Each service requires its recruits to meet rigorous moral character standards. In addition to the initial screening by the recruiter, an interview covering each applicant's background is conducted at the MEPS. For some individuals, a financial credit check and/or a computerized search for a criminal record is conducted. Some types of criminal activity are clearly disqualifying; other cases require a waiver, wherein the each service examines the circumstances surrounding the violation and makes a determination on qualification. Applicants with existing financial problems are not likely to overcome those difficulties on junior enlisted pay. Consequently, credit histories may be considered as part of the enlistment decision. Basically, the more severe the crime, the less likely a waiver will be granted.
NoEnzLefttoSplit wrote: Regardless of your political affiliation, regardless of your cultural values, regardless of what socks you wearâ¦ here are some lessons from teaching special needs kids:
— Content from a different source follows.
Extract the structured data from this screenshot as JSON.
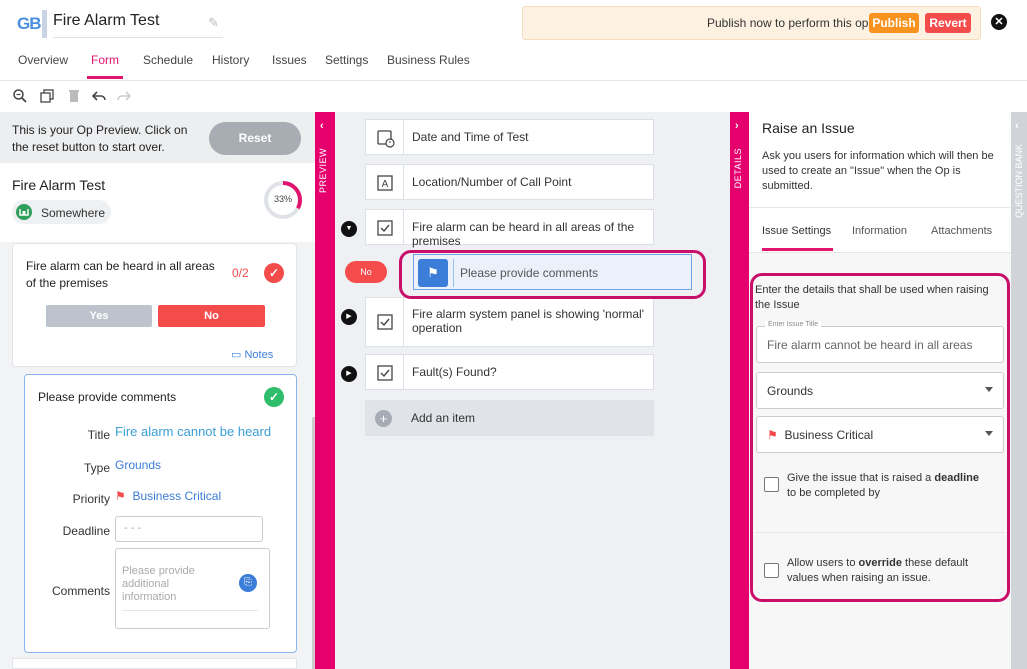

Civilized behavior between kids hangs on a silken thread.
Harmony in the classroom depends upon some kind of accord, something fundamental that the kids all buy into.
When kids opt out of this accord you have lost the very thing that binds the class together.
Whether their grievance is real or just perceived doesnât matter a ratâs arse. Both cases need addressing equally by the teacher when it comes down to it. All that matters is whether the kid buys into the fundamental accord or not.
If the kid's grievance is real, then, if you sincere about harmony in the classroom, you should rectify the grievance.
If the kid's grievance is only perceived, then the failure is one of communication and you should rectify how you all communicate.
Meeting violence with violence does neither, but merely entrenches those who opt out of the group in their belief that the class is not for them.
Sanctions are a valid tool, but they only work with the right communication. Your ultimate goal is to get the kids to internalise the rules of social cohesion.
I vote we assign Trump to teaching special needs kids for a while till he learns the tricks of the trade. âââââââââââââââââââââââââââââââââââââââââââââââ Trump, as even his most fervent enablers now concede, doesn't listen, empathize, learn, accommodate, adapt or change. Another 5 minutes , another 4 years, will bring no civilizing the Orange-Haired One. And I, who did not, would not, ever, vote for him, am now becoming appalled, stunned, at the performance of Bill Barr. '
âAnd what rough beast, its hour come round at last,â/âSlouches towards Bethlehem to be born?â This administration is so singularly horrible, that we have no minor clue of what hellish invention they will birth next.